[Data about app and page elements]
--------

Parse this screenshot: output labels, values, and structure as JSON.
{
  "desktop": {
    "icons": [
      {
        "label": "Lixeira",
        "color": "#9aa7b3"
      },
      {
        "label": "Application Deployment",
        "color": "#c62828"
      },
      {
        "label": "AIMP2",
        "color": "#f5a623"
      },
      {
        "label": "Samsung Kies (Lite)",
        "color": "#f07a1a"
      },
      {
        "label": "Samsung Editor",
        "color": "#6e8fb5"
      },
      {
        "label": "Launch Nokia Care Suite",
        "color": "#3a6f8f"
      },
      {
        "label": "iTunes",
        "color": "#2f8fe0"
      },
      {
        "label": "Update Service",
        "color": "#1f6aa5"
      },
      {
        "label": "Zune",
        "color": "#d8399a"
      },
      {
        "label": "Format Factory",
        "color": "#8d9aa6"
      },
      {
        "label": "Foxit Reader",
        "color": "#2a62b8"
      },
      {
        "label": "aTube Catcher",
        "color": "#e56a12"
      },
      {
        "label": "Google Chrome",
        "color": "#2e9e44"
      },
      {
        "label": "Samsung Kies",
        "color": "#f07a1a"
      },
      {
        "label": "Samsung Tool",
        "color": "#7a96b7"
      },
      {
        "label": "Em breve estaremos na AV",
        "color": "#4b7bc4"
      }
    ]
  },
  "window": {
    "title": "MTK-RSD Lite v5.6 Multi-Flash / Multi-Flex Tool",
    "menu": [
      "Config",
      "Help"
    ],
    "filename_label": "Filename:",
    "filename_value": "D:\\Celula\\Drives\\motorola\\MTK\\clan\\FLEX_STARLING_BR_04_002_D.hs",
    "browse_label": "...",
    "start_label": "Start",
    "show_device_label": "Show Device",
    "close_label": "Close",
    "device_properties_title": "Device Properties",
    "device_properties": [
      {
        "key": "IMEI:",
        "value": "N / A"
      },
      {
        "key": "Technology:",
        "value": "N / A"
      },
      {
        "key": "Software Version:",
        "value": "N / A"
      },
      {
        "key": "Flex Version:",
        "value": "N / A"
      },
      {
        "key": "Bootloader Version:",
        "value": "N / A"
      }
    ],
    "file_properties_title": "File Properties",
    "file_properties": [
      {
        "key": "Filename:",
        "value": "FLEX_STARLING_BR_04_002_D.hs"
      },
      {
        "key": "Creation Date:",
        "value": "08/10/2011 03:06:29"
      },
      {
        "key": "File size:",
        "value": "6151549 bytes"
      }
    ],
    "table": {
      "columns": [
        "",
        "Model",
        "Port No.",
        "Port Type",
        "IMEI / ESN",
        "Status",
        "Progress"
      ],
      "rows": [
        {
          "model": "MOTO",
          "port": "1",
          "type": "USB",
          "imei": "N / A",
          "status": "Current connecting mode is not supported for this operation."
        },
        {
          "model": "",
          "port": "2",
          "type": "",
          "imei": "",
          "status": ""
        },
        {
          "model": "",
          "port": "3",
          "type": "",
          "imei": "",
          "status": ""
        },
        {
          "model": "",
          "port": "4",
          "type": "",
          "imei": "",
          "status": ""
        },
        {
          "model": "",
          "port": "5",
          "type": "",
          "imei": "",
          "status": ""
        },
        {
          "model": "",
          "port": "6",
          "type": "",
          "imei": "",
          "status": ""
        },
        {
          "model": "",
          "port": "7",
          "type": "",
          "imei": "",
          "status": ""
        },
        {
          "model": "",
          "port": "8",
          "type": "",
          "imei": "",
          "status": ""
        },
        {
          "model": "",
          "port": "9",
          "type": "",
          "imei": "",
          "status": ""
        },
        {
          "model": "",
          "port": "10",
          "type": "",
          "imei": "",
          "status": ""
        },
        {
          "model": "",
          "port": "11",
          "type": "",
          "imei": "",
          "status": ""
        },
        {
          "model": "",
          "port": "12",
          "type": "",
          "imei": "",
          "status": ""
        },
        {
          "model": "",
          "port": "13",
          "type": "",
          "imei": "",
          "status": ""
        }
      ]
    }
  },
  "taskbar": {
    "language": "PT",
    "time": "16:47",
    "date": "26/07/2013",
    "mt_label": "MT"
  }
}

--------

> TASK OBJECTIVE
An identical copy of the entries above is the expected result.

> ANSWER BOX
Parse this screenshot: output labels, values, and structure as JSON.
{
  "desktop": {
    "icons": [
      {
        "label": "Lixeira",
        "color": "#9aa7b3"
      },
      {
        "label": "Application Deployment",
        "color": "#c62828"
      },
      {
        "label": "AIMP2",
        "color": "#f5a623"
      },
      {
        "label": "Samsung Kies (Lite)",
        "color": "#f07a1a"
      },
      {
        "label": "Samsung Editor",
        "color": "#6e8fb5"
      },
      {
        "label": "Launch Nokia Care Suite",
        "color": "#3a6f8f"
      },
      {
        "label": "iTunes",
        "color": "#2f8fe0"
      },
      {
        "label": "Update Service",
        "color": "#1f6aa5"
      },
      {
        "label": "Zune",
        "color": "#d8399a"
      },
      {
        "label": "Format Factory",
        "color": "#8d9aa6"
      },
      {
        "label": "Foxit Reader",
        "color": "#2a62b8"
      },
      {
        "label": "aTube Catcher",
        "color": "#e56a12"
      },
      {
        "label": "Google Chrome",
        "color": "#2e9e44"
      },
      {
        "label": "Samsung Kies",
        "color": "#f07a1a"
      },
      {
        "label": "Samsung Tool",
        "color": "#7a96b7"
      },
      {
        "label": "Em breve estaremos na AV",
        "color": "#4b7bc4"
      }
    ]
  },
  "window": {
    "title": "MTK-RSD Lite v5.6 Multi-Flash / Multi-Flex Tool",
    "menu": [
      "Config",
      "Help"
    ],
    "filename_label": "Filename:",
    "filename_value": "D:\\Celula\\Drives\\motorola\\MTK\\clan\\FLEX_STARLING_BR_04_002_D.hs",
    "browse_label": "...",
    "start_label": "Start",
    "show_device_label": "Show Device",
    "close_label": "Close",
    "device_properties_title": "Device Properties",
    "device_properties": [
      {
        "key": "IMEI:",
        "value": "N / A"
      },
      {
        "key": "Technology:",
        "value": "N / A"
      },
      {
        "key": "Software Version:",
        "value": "N / A"
      },
      {
        "key": "Flex Version:",
        "value": "N / A"
      },
      {
        "key": "Bootloader Version:",
        "value": "N / A"
      }
    ],
    "file_properties_title": "File Properties",
    "file_properties": [
      {
        "key": "Filename:",
        "value": "FLEX_STARLING_BR_04_002_D.hs"
      },
      {
        "key": "Creation Date:",
        "value": "08/10/2011 03:06:29"
      },
      {
        "key": "File size:",
        "value": "6151549 bytes"
      }
    ],
    "table": {
      "columns": [
        "",
        "Model",
        "Port No.",
        "Port Type",
        "IMEI / ESN",
        "Status",
        "Progress"
      ],
      "rows": [
        {
          "model": "MOTO",
          "port": "1",
          "type": "USB",
          "imei": "N / A",
          "status": "Current connecting mode is not supported for this operation."
        },
        {
          "model": "",
          "port": "2",
          "type": "",
          "imei": "",
          "status": ""
        },
        {
          "model": "",
          "port": "3",
          "type": "",
          "imei": "",
          "status": ""
        },
        {
          "model": "",
          "port": "4",
          "type": "",
          "imei": "",
          "status": ""
        },
        {
          "model": "",
          "port": "5",
          "type": "",
          "imei": "",
          "status": ""
        },
        {
          "model": "",
          "port": "6",
          "type": "",
          "imei": "",
          "status": ""
        },
        {
          "model": "",
          "port": "7",
          "type": "",
          "imei": "",
          "status": ""
        },
        {
          "model": "",
          "port": "8",
          "type": "",
          "imei": "",
          "status": ""
        },
        {
          "model": "",
          "port": "9",
          "type": "",
          "imei": "",
          "status": ""
        },
        {
          "model": "",
          "port": "10",
          "type": "",
          "imei": "",
          "status": ""
        },
        {
          "model": "",
          "port": "11",
          "type": "",
          "imei": "",
          "status": ""
        },
        {
          "model": "",
          "port": "12",
          "type": "",
          "imei": "",
          "status": ""
        },
        {
          "model": "",
          "port": "13",
          "type": "",
          "imei": "",
          "status": ""
        }
      ]
    }
  },
  "taskbar": {
    "language": "PT",
    "time": "16:47",
    "date": "26/07/2013",
    "mt_label": "MT"
  }
}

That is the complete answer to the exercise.